Description of the task → Retype the whole listing that follows, line for line.

:: Listed records

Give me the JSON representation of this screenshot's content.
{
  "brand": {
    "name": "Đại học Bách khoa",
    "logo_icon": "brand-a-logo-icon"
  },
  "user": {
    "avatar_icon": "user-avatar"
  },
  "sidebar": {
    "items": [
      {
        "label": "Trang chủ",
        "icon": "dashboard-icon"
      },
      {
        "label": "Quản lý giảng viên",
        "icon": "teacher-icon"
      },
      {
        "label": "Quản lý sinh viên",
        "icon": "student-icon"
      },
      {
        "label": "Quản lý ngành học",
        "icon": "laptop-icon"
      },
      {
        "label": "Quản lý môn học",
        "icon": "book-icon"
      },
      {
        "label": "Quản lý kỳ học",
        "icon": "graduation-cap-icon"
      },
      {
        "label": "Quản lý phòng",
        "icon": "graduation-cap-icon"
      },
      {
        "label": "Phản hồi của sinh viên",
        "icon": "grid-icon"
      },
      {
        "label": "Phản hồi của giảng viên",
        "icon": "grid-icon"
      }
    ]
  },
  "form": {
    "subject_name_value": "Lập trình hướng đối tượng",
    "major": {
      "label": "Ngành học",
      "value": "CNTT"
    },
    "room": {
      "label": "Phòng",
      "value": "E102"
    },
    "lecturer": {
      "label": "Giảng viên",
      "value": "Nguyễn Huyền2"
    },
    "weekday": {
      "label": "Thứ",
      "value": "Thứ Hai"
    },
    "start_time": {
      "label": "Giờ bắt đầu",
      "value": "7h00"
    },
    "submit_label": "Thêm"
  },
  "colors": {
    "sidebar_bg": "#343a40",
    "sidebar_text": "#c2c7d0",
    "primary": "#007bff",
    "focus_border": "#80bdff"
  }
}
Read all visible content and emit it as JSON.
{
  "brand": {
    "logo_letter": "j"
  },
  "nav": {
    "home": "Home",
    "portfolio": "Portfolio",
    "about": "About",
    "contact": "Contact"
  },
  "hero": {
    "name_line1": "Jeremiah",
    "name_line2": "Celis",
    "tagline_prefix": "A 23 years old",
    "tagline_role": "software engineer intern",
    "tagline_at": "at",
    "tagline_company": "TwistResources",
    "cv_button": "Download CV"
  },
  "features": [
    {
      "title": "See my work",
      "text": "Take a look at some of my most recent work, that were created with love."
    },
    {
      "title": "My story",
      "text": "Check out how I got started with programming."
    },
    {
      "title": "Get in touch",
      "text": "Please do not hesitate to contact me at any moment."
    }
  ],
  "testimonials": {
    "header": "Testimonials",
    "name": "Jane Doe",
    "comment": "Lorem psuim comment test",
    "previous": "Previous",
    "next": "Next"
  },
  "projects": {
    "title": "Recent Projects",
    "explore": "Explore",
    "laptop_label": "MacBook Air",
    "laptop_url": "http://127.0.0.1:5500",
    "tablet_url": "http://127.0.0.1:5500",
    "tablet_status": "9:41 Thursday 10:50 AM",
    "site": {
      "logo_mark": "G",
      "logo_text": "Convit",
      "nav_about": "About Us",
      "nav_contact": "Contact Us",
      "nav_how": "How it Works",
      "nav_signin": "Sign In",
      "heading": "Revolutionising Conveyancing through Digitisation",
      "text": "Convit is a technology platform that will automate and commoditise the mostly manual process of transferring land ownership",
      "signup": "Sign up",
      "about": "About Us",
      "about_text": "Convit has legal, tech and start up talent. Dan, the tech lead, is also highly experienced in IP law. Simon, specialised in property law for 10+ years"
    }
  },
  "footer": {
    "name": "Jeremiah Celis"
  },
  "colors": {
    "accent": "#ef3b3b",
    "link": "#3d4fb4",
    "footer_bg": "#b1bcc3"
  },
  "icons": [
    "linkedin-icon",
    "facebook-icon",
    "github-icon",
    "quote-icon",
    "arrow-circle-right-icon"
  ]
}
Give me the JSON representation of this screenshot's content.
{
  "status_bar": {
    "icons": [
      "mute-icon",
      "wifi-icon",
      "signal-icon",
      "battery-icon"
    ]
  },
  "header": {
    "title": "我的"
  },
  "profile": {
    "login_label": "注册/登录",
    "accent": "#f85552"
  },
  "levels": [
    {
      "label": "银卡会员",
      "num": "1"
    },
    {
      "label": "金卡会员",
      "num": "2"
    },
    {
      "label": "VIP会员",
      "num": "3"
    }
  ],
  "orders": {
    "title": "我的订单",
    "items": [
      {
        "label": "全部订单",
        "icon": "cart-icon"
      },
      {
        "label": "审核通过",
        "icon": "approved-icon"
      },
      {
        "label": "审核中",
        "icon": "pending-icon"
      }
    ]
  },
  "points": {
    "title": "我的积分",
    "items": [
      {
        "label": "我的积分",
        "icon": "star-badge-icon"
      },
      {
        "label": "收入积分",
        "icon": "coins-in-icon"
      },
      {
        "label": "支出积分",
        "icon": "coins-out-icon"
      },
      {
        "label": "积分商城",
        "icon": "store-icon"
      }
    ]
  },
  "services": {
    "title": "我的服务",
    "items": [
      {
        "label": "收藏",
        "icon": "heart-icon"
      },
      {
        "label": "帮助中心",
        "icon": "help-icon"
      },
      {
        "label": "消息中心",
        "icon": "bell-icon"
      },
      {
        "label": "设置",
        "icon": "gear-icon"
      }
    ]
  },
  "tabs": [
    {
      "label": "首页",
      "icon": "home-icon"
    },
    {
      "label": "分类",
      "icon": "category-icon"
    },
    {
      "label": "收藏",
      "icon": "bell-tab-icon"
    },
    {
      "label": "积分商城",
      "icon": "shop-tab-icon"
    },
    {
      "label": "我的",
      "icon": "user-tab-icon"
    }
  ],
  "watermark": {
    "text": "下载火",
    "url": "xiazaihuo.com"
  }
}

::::

Answer space →
Give me the JSON representation of this screenshot's content.
{
  "brand": {
    "name": "Đại học Bách khoa",
    "logo_icon": "brand-a-logo-icon"
  },
  "user": {
    "avatar_icon": "user-avatar"
  },
  "sidebar": {
    "items": [
      {
        "label": "Trang chủ",
        "icon": "dashboard-icon"
      },
      {
        "label": "Quản lý giảng viên",
        "icon": "teacher-icon"
      },
      {
        "label": "Quản lý sinh viên",
        "icon": "student-icon"
      },
      {
        "label": "Quản lý ngành học",
        "icon": "laptop-icon"
      },
      {
        "label": "Quản lý môn học",
        "icon": "book-icon"
      },
      {
        "label": "Quản lý kỳ học",
        "icon": "graduation-cap-icon"
      },
      {
        "label": "Quản lý phòng",
        "icon": "graduation-cap-icon"
      },
      {
        "label": "Phản hồi của sinh viên",
        "icon": "grid-icon"
      },
      {
        "label": "Phản hồi của giảng viên",
        "icon": "grid-icon"
      }
    ]
  },
  "form": {
    "subject_name_value": "Lập trình hướng đối tượng",
    "major": {
      "label": "Ngành học",
      "value": "CNTT"
    },
    "room": {
      "label": "Phòng",
      "value": "E102"
    },
    "lecturer": {
      "label": "Giảng viên",
      "value": "Nguyễn Huyền2"
    },
    "weekday": {
      "label": "Thứ",
      "value": "Thứ Hai"
    },
    "start_time": {
      "label": "Giờ bắt đầu",
      "value": "7h00"
    },
    "submit_label": "Thêm"
  },
  "colors": {
    "sidebar_bg": "#343a40",
    "sidebar_text": "#c2c7d0",
    "primary": "#007bff",
    "focus_border": "#80bdff"
  }
}
Read all visible content and emit it as JSON.
{
  "brand": {
    "logo_letter": "j"
  },
  "nav": {
    "home": "Home",
    "portfolio": "Portfolio",
    "about": "About",
    "contact": "Contact"
  },
  "hero": {
    "name_line1": "Jeremiah",
    "name_line2": "Celis",
    "tagline_prefix": "A 23 years old",
    "tagline_role": "software engineer intern",
    "tagline_at": "at",
    "tagline_company": "TwistResources",
    "cv_button": "Download CV"
  },
  "features": [
    {
      "title": "See my work",
      "text": "Take a look at some of my most recent work, that were created with love."
    },
    {
      "title": "My story",
      "text": "Check out how I got started with programming."
    },
    {
      "title": "Get in touch",
      "text": "Please do not hesitate to contact me at any moment."
    }
  ],
  "testimonials": {
    "header": "Testimonials",
    "name": "Jane Doe",
    "comment": "Lorem psuim comment test",
    "previous": "Previous",
    "next": "Next"
  },
  "projects": {
    "title": "Recent Projects",
    "explore": "Explore",
    "laptop_label": "MacBook Air",
    "laptop_url": "http://127.0.0.1:5500",
    "tablet_url": "http://127.0.0.1:5500",
    "tablet_status": "9:41 Thursday 10:50 AM",
    "site": {
      "logo_mark": "G",
      "logo_text": "Convit",
      "nav_about": "About Us",
      "nav_contact": "Contact Us",
      "nav_how": "How it Works",
      "nav_signin": "Sign In",
      "heading": "Revolutionising Conveyancing through Digitisation",
      "text": "Convit is a technology platform that will automate and commoditise the mostly manual process of transferring land ownership",
      "signup": "Sign up",
      "about": "About Us",
      "about_text": "Convit has legal, tech and start up talent. Dan, the tech lead, is also highly experienced in IP law. Simon, specialised in property law for 10+ years"
    }
  },
  "footer": {
    "name": "Jeremiah Celis"
  },
  "colors": {
    "accent": "#ef3b3b",
    "link": "#3d4fb4",
    "footer_bg": "#b1bcc3"
  },
  "icons": [
    "linkedin-icon",
    "facebook-icon",
    "github-icon",
    "quote-icon",
    "arrow-circle-right-icon"
  ]
}
Give me the JSON representation of this screenshot's content.
{
  "status_bar": {
    "icons": [
      "mute-icon",
      "wifi-icon",
      "signal-icon",
      "battery-icon"
    ]
  },
  "header": {
    "title": "我的"
  },
  "profile": {
    "login_label": "注册/登录",
    "accent": "#f85552"
  },
  "levels": [
    {
      "label": "银卡会员",
      "num": "1"
    },
    {
      "label": "金卡会员",
      "num": "2"
    },
    {
      "label": "VIP会员",
      "num": "3"
    }
  ],
  "orders": {
    "title": "我的订单",
    "items": [
      {
        "label": "全部订单",
        "icon": "cart-icon"
      },
      {
        "label": "审核通过",
        "icon": "approved-icon"
      },
      {
        "label": "审核中",
        "icon": "pending-icon"
      }
    ]
  },
  "points": {
    "title": "我的积分",
    "items": [
      {
        "label": "我的积分",
        "icon": "star-badge-icon"
      },
      {
        "label": "收入积分",
        "icon": "coins-in-icon"
      },
      {
        "label": "支出积分",
        "icon": "coins-out-icon"
      },
      {
        "label": "积分商城",
        "icon": "store-icon"
      }
    ]
  },
  "services": {
    "title": "我的服务",
    "items": [
      {
        "label": "收藏",
        "icon": "heart-icon"
      },
      {
        "label": "帮助中心",
        "icon": "help-icon"
      },
      {
        "label": "消息中心",
        "icon": "bell-icon"
      },
      {
        "label": "设置",
        "icon": "gear-icon"
      }
    ]
  },
  "tabs": [
    {
      "label": "首页",
      "icon": "home-icon"
    },
    {
      "label": "分类",
      "icon": "category-icon"
    },
    {
      "label": "收藏",
      "icon": "bell-tab-icon"
    },
    {
      "label": "积分商城",
      "icon": "shop-tab-icon"
    },
    {
      "label": "我的",
      "icon": "user-tab-icon"
    }
  ],
  "watermark": {
    "text": "下载火",
    "url": "xiazaihuo.com"
  }
}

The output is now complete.